The $399 Oculus Quest is the third, and arguably best, entry into the premium standalone VR headset market after the $399 Lenovo Mirage Solo and $600 HTC Vive Focus. Like these headsets, it has both advantages and disadvantages relative to tethered VR cousins Oculus Rift, HTC Vive/Pro, Windows VR and Sony Playstation VR.

Oculus Quest does not require an expensive PC/GPU or external sensors to use. As a self-contained unit, it has no wires to restrict user movement. Inside-out tracking gives Oculus Quest a large play area, and it offers best-in-class image quality (apart from some higher-end competitors) and state-of-the-art controllers.

But this also means that Oculus Quest does not have an expensive PC/GPU running it, with processing power limited compared to tethered premium VR. This impacts the amount of grunt available to developers using the platform. Usage time is constrained by battery life, although relatively short duration VR session times might make this a non-issue. The base model has 64GB of memory, which limits the amount of content the device can hold at one time.

These differences aside, Oculus Quest shares the same challenges as the rest of the VR industry.

VR’s user dynamics have been limited, partly because of a lack of plurality, but mainly due to user attrition. One of the challenges for VR is a primary entertainment focus (games, video), which despite its superior immersion can be done more easily and cheaply on existing devices. Also, the social side of VR hasn’t scaled – AltspaceVR was the biggest VR social app with just 35,000 Monthly Active Users (“MAU”) when acquired by Microsoft after reporting it was closing. So while there are active core VR users, many casual users haven’t stuck with the platform for long.

Many VR headsets get used less than once a day, with a significant proportion every few days, weekly or even monthly. Our User Strategy team’s product/market fit reviews for startups have consistently shown this dynamic even when users love their VR apps. The words “evenings”, “weekends” and “holidays” come up frequently, particular for under-34 Snapchat demographic users. Not great for frequency.

VR is cool, technically hard to do, and can take you to other worlds. But VR’s entertainment focus effectively makes it a subset of the games market (as well as other use cases), and critical use cases haven’t emerged 3 years into the market. For comparison, Uber launched 3 years after the iPhone. It’s hard to describe a VR app you couldn’t live without, even if you love Beat Saber.

And finally there’s the VC market for VR startups, which has slowed significantly. While Facebook and other platform companies will continue to invest in content, a relatively low installed based for VR has seen some early VR developers diversify to mobile AR or exit VR altogether. While there are emerging enterprise use cases, consumer VR faces the chicken-or-the-egg problem of all new platforms. VR platforms need a healthy commercial developer ecosystem to succeed, and VR developers need a large installed base to risk investing in development.

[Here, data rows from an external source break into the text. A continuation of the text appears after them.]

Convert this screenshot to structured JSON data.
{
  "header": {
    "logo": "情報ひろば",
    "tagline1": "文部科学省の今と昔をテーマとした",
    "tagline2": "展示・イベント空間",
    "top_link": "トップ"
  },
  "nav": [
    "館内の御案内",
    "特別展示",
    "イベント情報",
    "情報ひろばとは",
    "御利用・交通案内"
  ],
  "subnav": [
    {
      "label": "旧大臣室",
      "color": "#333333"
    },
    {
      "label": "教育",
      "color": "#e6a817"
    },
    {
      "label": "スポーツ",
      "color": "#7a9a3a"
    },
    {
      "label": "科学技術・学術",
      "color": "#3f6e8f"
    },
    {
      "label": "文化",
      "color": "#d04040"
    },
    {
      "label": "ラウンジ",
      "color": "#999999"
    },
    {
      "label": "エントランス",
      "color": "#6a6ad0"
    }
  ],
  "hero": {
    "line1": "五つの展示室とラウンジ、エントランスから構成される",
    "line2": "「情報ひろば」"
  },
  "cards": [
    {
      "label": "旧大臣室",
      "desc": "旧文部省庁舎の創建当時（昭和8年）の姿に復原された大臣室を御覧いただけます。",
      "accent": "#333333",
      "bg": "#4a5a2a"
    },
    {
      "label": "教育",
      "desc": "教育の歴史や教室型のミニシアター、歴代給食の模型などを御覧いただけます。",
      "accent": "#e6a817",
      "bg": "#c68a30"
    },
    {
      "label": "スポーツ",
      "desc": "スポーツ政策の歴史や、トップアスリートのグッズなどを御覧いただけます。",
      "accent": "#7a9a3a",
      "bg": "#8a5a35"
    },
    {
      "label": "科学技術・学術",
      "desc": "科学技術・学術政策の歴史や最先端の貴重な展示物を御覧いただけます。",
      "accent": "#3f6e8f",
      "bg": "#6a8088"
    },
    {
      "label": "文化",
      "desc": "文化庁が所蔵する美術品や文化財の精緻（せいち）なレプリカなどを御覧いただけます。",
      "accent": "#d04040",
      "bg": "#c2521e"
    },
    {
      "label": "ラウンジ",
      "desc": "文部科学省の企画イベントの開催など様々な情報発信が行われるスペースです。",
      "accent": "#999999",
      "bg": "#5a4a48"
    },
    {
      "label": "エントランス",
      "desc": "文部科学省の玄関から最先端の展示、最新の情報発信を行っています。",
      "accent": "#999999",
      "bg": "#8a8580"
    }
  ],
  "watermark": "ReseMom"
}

Premium standalone VR headsets could become a catalyst for premium VR sales in the medium term, but first-generation premium standalone VR like Oculus Quest might not stimulate consumer demand to a mass consumer level. Subsequent generations of premium standalone VR headsets with future generations of hardware, lower price points and critical apps could accelerate sales growth by 2020/2021. But even with that catalyst, premium standalone VR installed base (again, active units, not sales) might only reach the 10 to 15 million unit range by 2022. A good deep market, but possibly not a mass market.

Oculus Quest could be the ultimate expression of VR 1.0, but it might take VR 2.0 for the market to reach its inflection point.

(You can find detailed data/analytics in Digi-Capital’s AR/VR/XR Analytics Platform and Reports here)